Element data from apps and pages
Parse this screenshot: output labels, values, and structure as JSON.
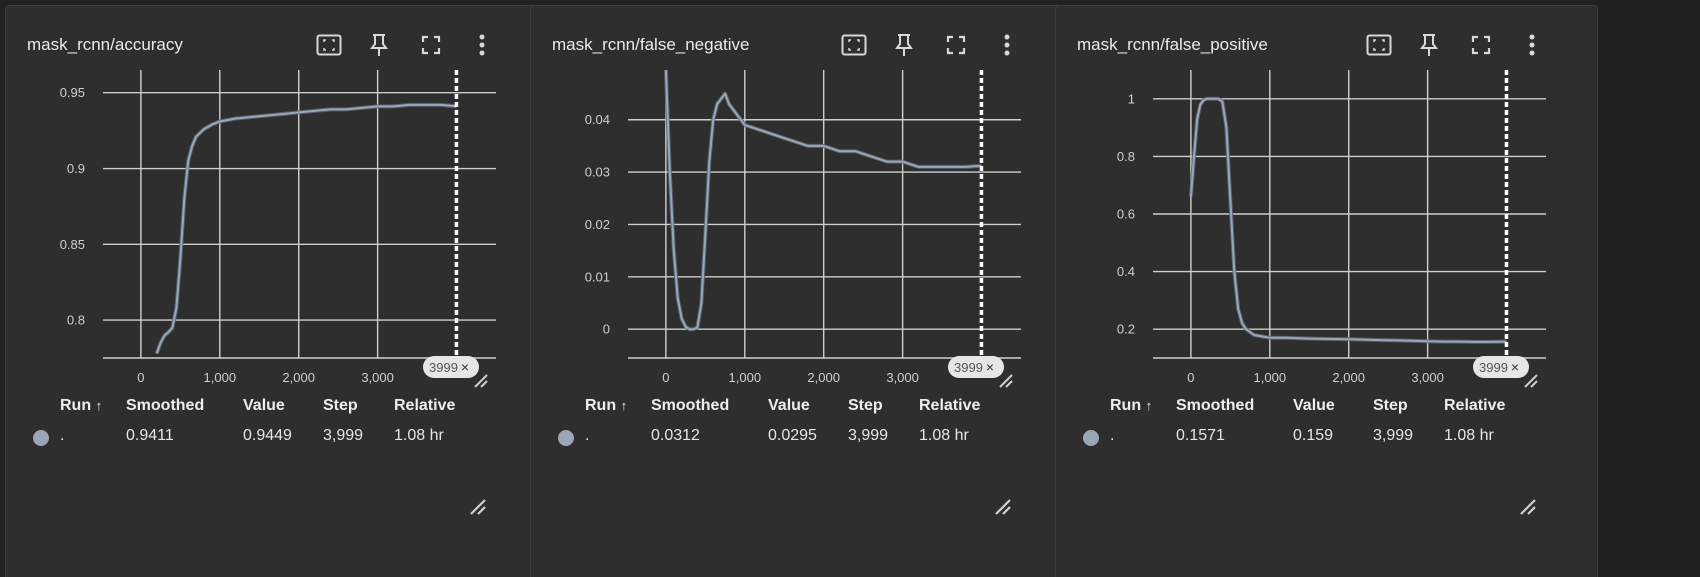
{
  "panels": [
    {
      "title": "mask_rcnn/accuracy",
      "step_badge": "3999",
      "badge_close": "×",
      "columns": [
        "Run",
        "Smoothed",
        "Value",
        "Step",
        "Relative"
      ],
      "sort_arrow": "↑",
      "row": {
        "run": ".",
        "smoothed": "0.9411",
        "value": "0.9449",
        "step": "3,999",
        "relative": "1.08 hr"
      },
      "chart_data": {
        "type": "line",
        "x_ticks": [
          "0",
          "1,000",
          "2,000",
          "3,000"
        ],
        "y_ticks": [
          "0.8",
          "0.85",
          "0.9",
          "0.95"
        ],
        "xlim": [
          -480,
          4500
        ],
        "ylim": [
          0.775,
          0.965
        ],
        "grid": true,
        "series": [
          {
            "x": [
              200,
              250,
              300,
              350,
              400,
              450,
              500,
              550,
              600,
              650,
              700,
              800,
              900,
              1000,
              1200,
              1400,
              1600,
              1800,
              2000,
              2200,
              2400,
              2600,
              2800,
              3000,
              3200,
              3400,
              3600,
              3800,
              3999
            ],
            "y": [
              0.778,
              0.785,
              0.79,
              0.792,
              0.795,
              0.808,
              0.84,
              0.88,
              0.905,
              0.915,
              0.921,
              0.926,
              0.929,
              0.931,
              0.933,
              0.934,
              0.935,
              0.936,
              0.937,
              0.938,
              0.939,
              0.939,
              0.94,
              0.941,
              0.941,
              0.942,
              0.942,
              0.942,
              0.9411
            ]
          }
        ]
      }
    },
    {
      "title": "mask_rcnn/false_negative",
      "step_badge": "3999",
      "badge_close": "×",
      "columns": [
        "Run",
        "Smoothed",
        "Value",
        "Step",
        "Relative"
      ],
      "sort_arrow": "↑",
      "row": {
        "run": ".",
        "smoothed": "0.0312",
        "value": "0.0295",
        "step": "3,999",
        "relative": "1.08 hr"
      },
      "chart_data": {
        "type": "line",
        "x_ticks": [
          "0",
          "1,000",
          "2,000",
          "3,000"
        ],
        "y_ticks": [
          "0",
          "0.01",
          "0.02",
          "0.03",
          "0.04"
        ],
        "xlim": [
          -480,
          4500
        ],
        "ylim": [
          -0.0055,
          0.0495
        ],
        "grid": true,
        "series": [
          {
            "x": [
              0,
              50,
              100,
              150,
              200,
              250,
              300,
              350,
              400,
              450,
              500,
              550,
              600,
              650,
              700,
              750,
              800,
              900,
              1000,
              1200,
              1400,
              1600,
              1800,
              2000,
              2200,
              2400,
              2600,
              2800,
              3000,
              3200,
              3400,
              3600,
              3800,
              3999
            ],
            "y": [
              0.05,
              0.03,
              0.015,
              0.006,
              0.002,
              0.0005,
              0.0,
              0.0,
              0.0003,
              0.005,
              0.018,
              0.032,
              0.04,
              0.043,
              0.044,
              0.045,
              0.043,
              0.041,
              0.039,
              0.038,
              0.037,
              0.036,
              0.035,
              0.035,
              0.034,
              0.034,
              0.033,
              0.032,
              0.032,
              0.031,
              0.031,
              0.031,
              0.031,
              0.0312
            ]
          }
        ]
      }
    },
    {
      "title": "mask_rcnn/false_positive",
      "step_badge": "3999",
      "badge_close": "×",
      "columns": [
        "Run",
        "Smoothed",
        "Value",
        "Step",
        "Relative"
      ],
      "sort_arrow": "↑",
      "row": {
        "run": ".",
        "smoothed": "0.1571",
        "value": "0.159",
        "step": "3,999",
        "relative": "1.08 hr"
      },
      "chart_data": {
        "type": "line",
        "x_ticks": [
          "0",
          "1,000",
          "2,000",
          "3,000"
        ],
        "y_ticks": [
          "0.2",
          "0.4",
          "0.6",
          "0.8",
          "1"
        ],
        "xlim": [
          -480,
          4500
        ],
        "ylim": [
          0.1,
          1.1
        ],
        "grid": true,
        "series": [
          {
            "x": [
              0,
              40,
              80,
              120,
              160,
              200,
              250,
              300,
              350,
              400,
              450,
              500,
              550,
              600,
              650,
              700,
              750,
              800,
              900,
              1000,
              1200,
              1400,
              1600,
              1800,
              2000,
              2200,
              2400,
              2600,
              2800,
              3000,
              3200,
              3400,
              3600,
              3800,
              3999
            ],
            "y": [
              0.66,
              0.8,
              0.93,
              0.98,
              0.995,
              1.0,
              1.0,
              1.0,
              1.0,
              0.99,
              0.9,
              0.65,
              0.4,
              0.27,
              0.22,
              0.2,
              0.19,
              0.18,
              0.175,
              0.17,
              0.17,
              0.168,
              0.167,
              0.166,
              0.165,
              0.164,
              0.162,
              0.161,
              0.16,
              0.158,
              0.157,
              0.157,
              0.156,
              0.156,
              0.1571
            ]
          }
        ]
      }
    }
  ]
}
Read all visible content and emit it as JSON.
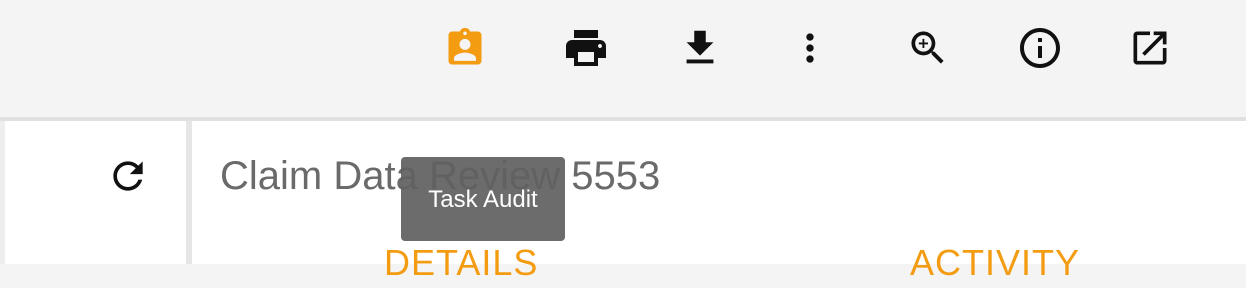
{
  "toolbar": {
    "accent_color": "#f39c12",
    "icons": [
      {
        "name": "assigned-user-badge-icon",
        "label": "Task Audit",
        "active": true
      },
      {
        "name": "print-icon"
      },
      {
        "name": "download-icon"
      },
      {
        "name": "more-vertical-icon"
      },
      {
        "name": "zoom-in-icon"
      },
      {
        "name": "info-icon"
      },
      {
        "name": "open-in-new-icon"
      }
    ]
  },
  "sidebar": {
    "refresh_icon": "refresh-icon"
  },
  "task": {
    "title": "Claim Data Review 5553"
  },
  "tabs": [
    {
      "label": "DETAILS"
    },
    {
      "label": "ACTIVITY"
    }
  ],
  "tooltip": {
    "text": "Task Audit"
  }
}
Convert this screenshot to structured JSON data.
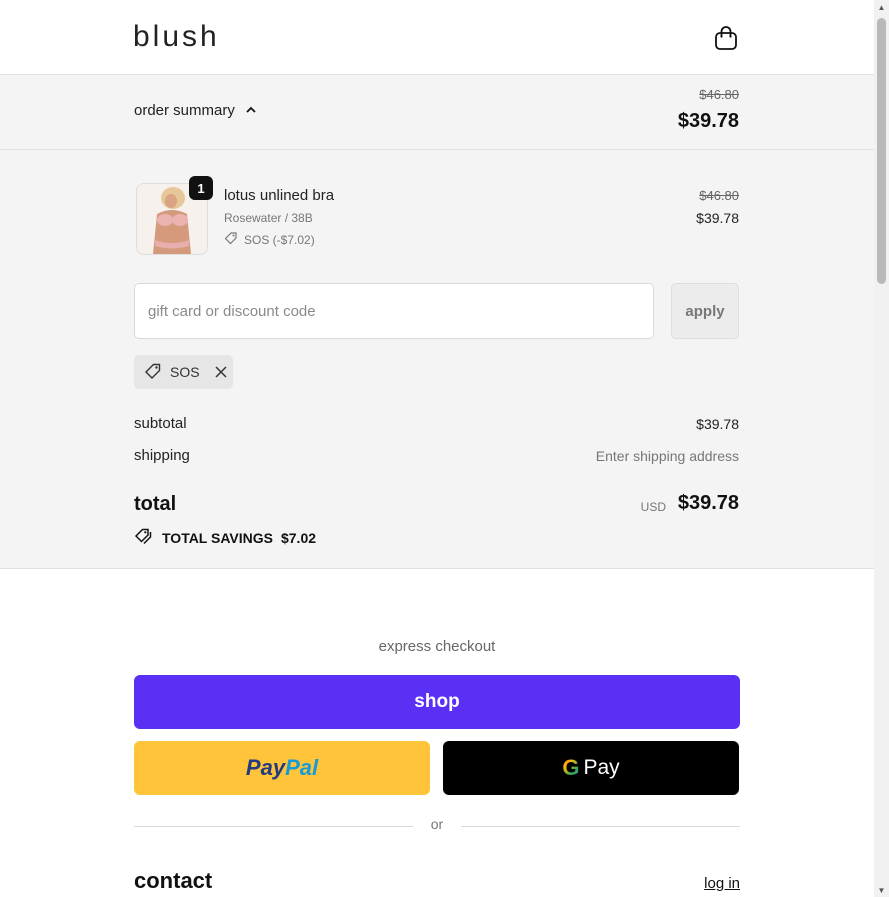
{
  "header": {
    "logo": "blush",
    "bag_icon": "shopping-bag-icon"
  },
  "summary_bar": {
    "toggle_label": "order summary",
    "chevron_icon": "chevron-up-icon",
    "original_price": "$46.80",
    "price": "$39.78"
  },
  "line_item": {
    "quantity": "1",
    "name": "lotus unlined bra",
    "variant": "Rosewater / 38B",
    "discount": "SOS (-$7.02)",
    "original_price": "$46.80",
    "price": "$39.78"
  },
  "discount_form": {
    "placeholder": "gift card or discount code",
    "apply_label": "apply"
  },
  "applied_code": {
    "code": "SOS"
  },
  "totals": {
    "subtotal_label": "subtotal",
    "subtotal_value": "$39.78",
    "shipping_label": "shipping",
    "shipping_value": "Enter shipping address",
    "total_label": "total",
    "currency": "USD",
    "total_value": "$39.78",
    "savings_label": "TOTAL SAVINGS",
    "savings_value": "$7.02"
  },
  "express": {
    "label": "express checkout",
    "shop_label": "shop",
    "paypal_part1": "Pay",
    "paypal_part2": "Pal",
    "gpay_g": "G",
    "gpay_label": "Pay",
    "or_label": "or"
  },
  "contact": {
    "title": "contact",
    "login_label": "log in"
  },
  "colors": {
    "shop_pay": "#5a31f4",
    "paypal": "#ffc439",
    "gpay": "#000000",
    "panel_bg": "#f4f4f4"
  }
}
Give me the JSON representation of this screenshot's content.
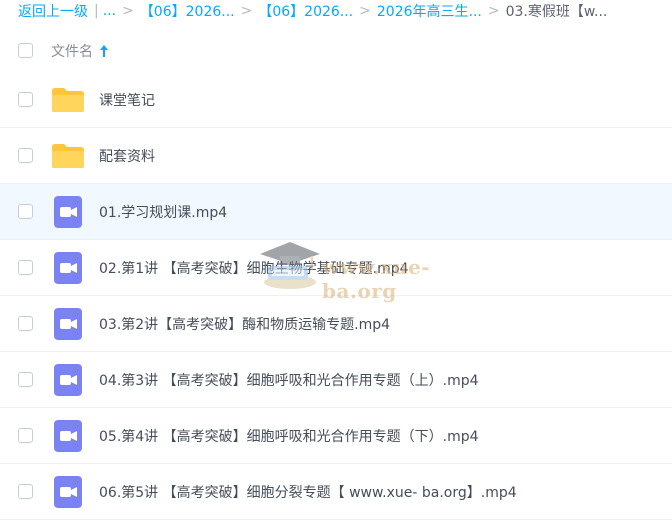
{
  "breadcrumb": {
    "back_label": "返回上一级",
    "ellipsis": "...",
    "items": [
      "【06】2026...",
      "【06】2026...",
      "2026年高三生..."
    ],
    "current": "03.寒假班【w..."
  },
  "header": {
    "name_label": "文件名"
  },
  "files": [
    {
      "name": "课堂笔记",
      "type": "folder"
    },
    {
      "name": "配套资料",
      "type": "folder"
    },
    {
      "name": "01.学习规划课.mp4",
      "type": "video"
    },
    {
      "name": "02.第1讲 【高考突破】细胞生物学基础专题.mp4",
      "type": "video"
    },
    {
      "name": "03.第2讲【高考突破】酶和物质运输专题.mp4",
      "type": "video"
    },
    {
      "name": "04.第3讲 【高考突破】细胞呼吸和光合作用专题（上）.mp4",
      "type": "video"
    },
    {
      "name": "05.第4讲 【高考突破】细胞呼吸和光合作用专题（下）.mp4",
      "type": "video"
    },
    {
      "name": "06.第5讲 【高考突破】细胞分裂专题【 www.xue- ba.org】.mp4",
      "type": "video"
    }
  ],
  "watermark": {
    "text": "www.xue-ba.org"
  },
  "colors": {
    "accent": "#06a7ff",
    "folder": "#ffc63d",
    "video": "#7b82f2",
    "row_highlight": "#f2f8ff"
  }
}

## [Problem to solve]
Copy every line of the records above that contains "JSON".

## [Solution]
Parse this screenshot: output labels, values, and structure as JSON.
Read all visible content and emit it as JSON.
Convert this screenshot to structured JSON data.
Give me the JSON representation of this screenshot's content.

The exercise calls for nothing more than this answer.